◆ Instructions to follow ◆
Across the records below, report how many lines include the word "label", stating the number alone.
BEGIN Information given
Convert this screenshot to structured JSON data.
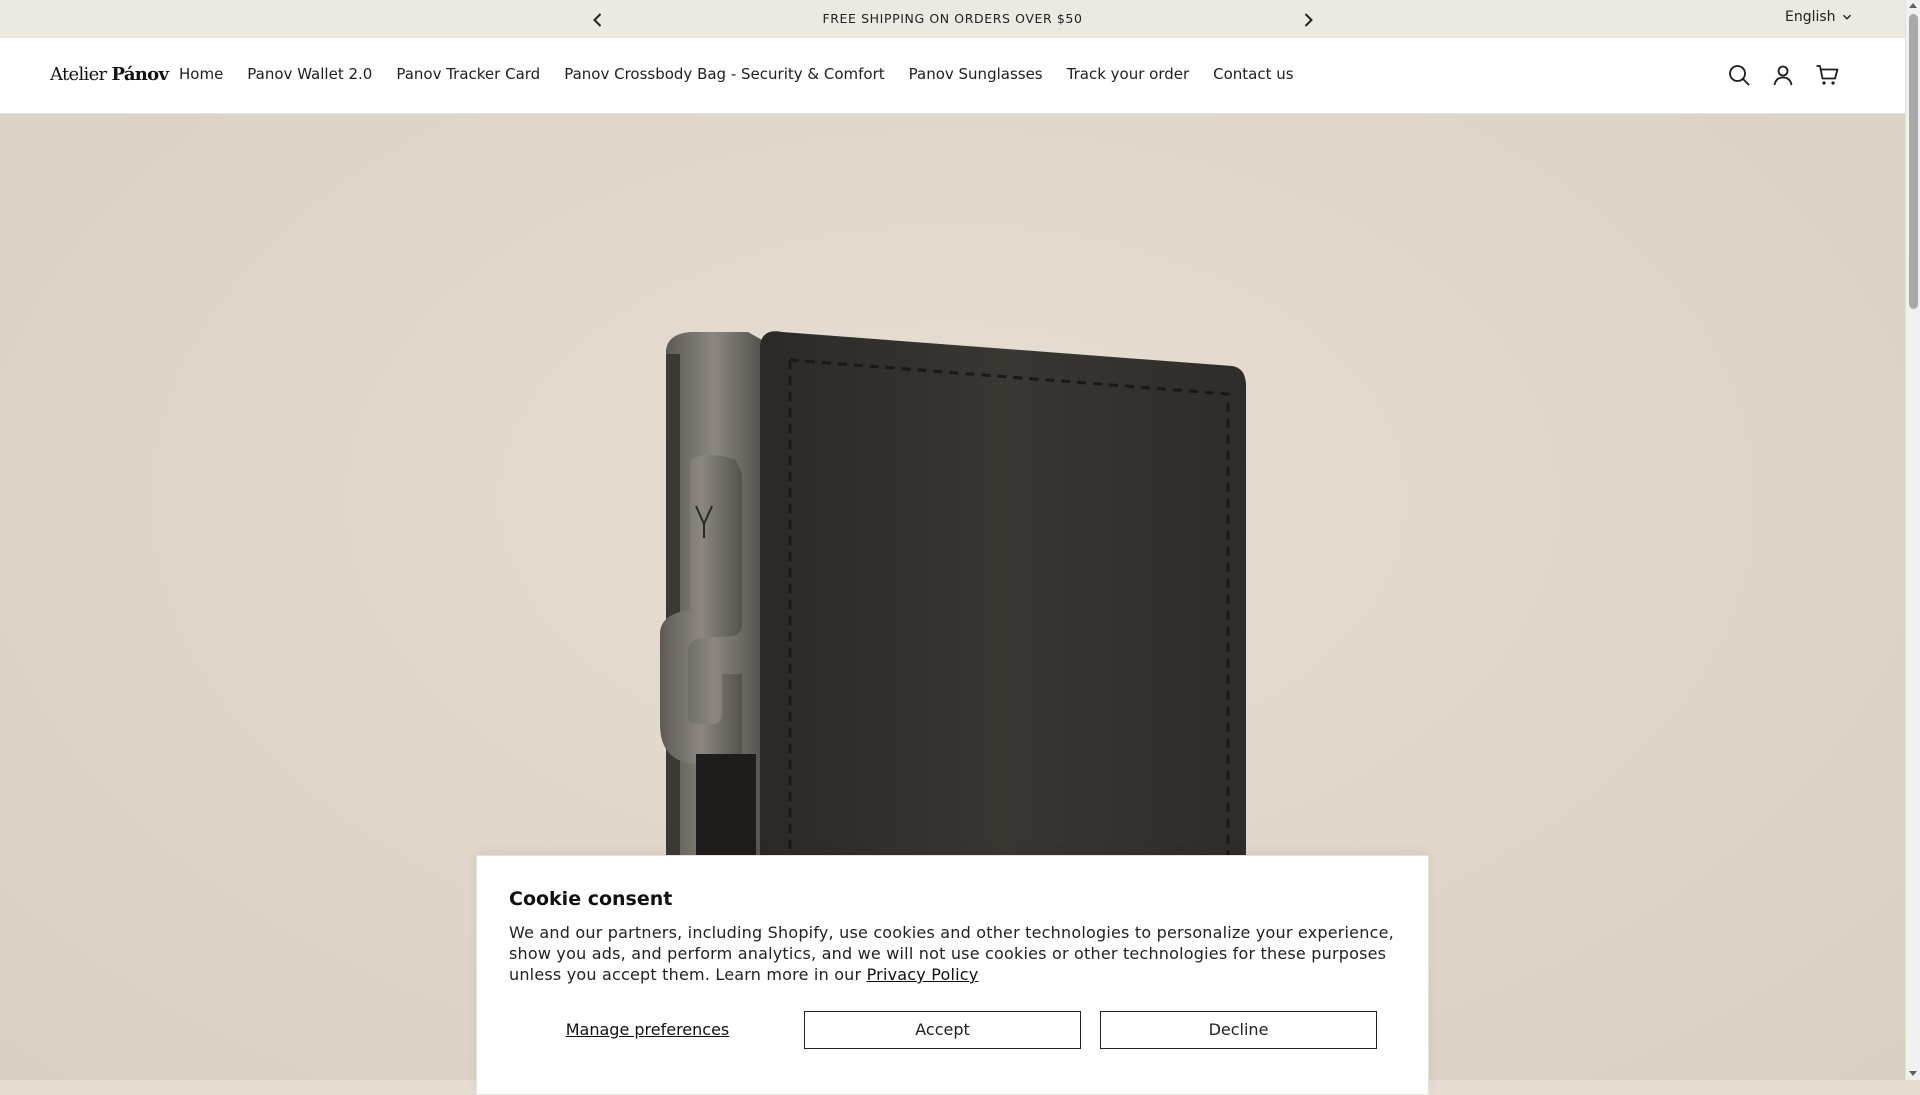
{
  "announcement": {
    "text": "FREE SHIPPING ON ORDERS OVER $50",
    "language": "English",
    "prev_icon": "chevron-left-icon",
    "next_icon": "chevron-right-icon"
  },
  "header": {
    "logo_light": "Atelier ",
    "logo_bold": "Pánov",
    "nav": [
      {
        "label": "Home"
      },
      {
        "label": "Panov Wallet 2.0"
      },
      {
        "label": "Panov Tracker Card"
      },
      {
        "label": "Panov Crossbody Bag - Security & Comfort"
      },
      {
        "label": "Panov Sunglasses"
      },
      {
        "label": "Track your order"
      },
      {
        "label": "Contact us"
      }
    ],
    "icons": [
      "search-icon",
      "account-icon",
      "cart-icon"
    ]
  },
  "cookie": {
    "title": "Cookie consent",
    "body": "We and our partners, including Shopify, use cookies and other technologies to personalize your experience, show you ads, and perform analytics, and we will not use cookies or other technologies for these purposes unless you accept them. Learn more in our ",
    "link": "Privacy Policy",
    "manage": "Manage preferences",
    "accept": "Accept",
    "decline": "Decline"
  },
  "colors": {
    "announcement_bg": "#ece9e3",
    "hero_bg": "#e0d6ca",
    "wallet_leather": "#2e2b28",
    "wallet_metal": "#6f6a64"
  }
}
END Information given
◆ Solution for this exercise ◆
7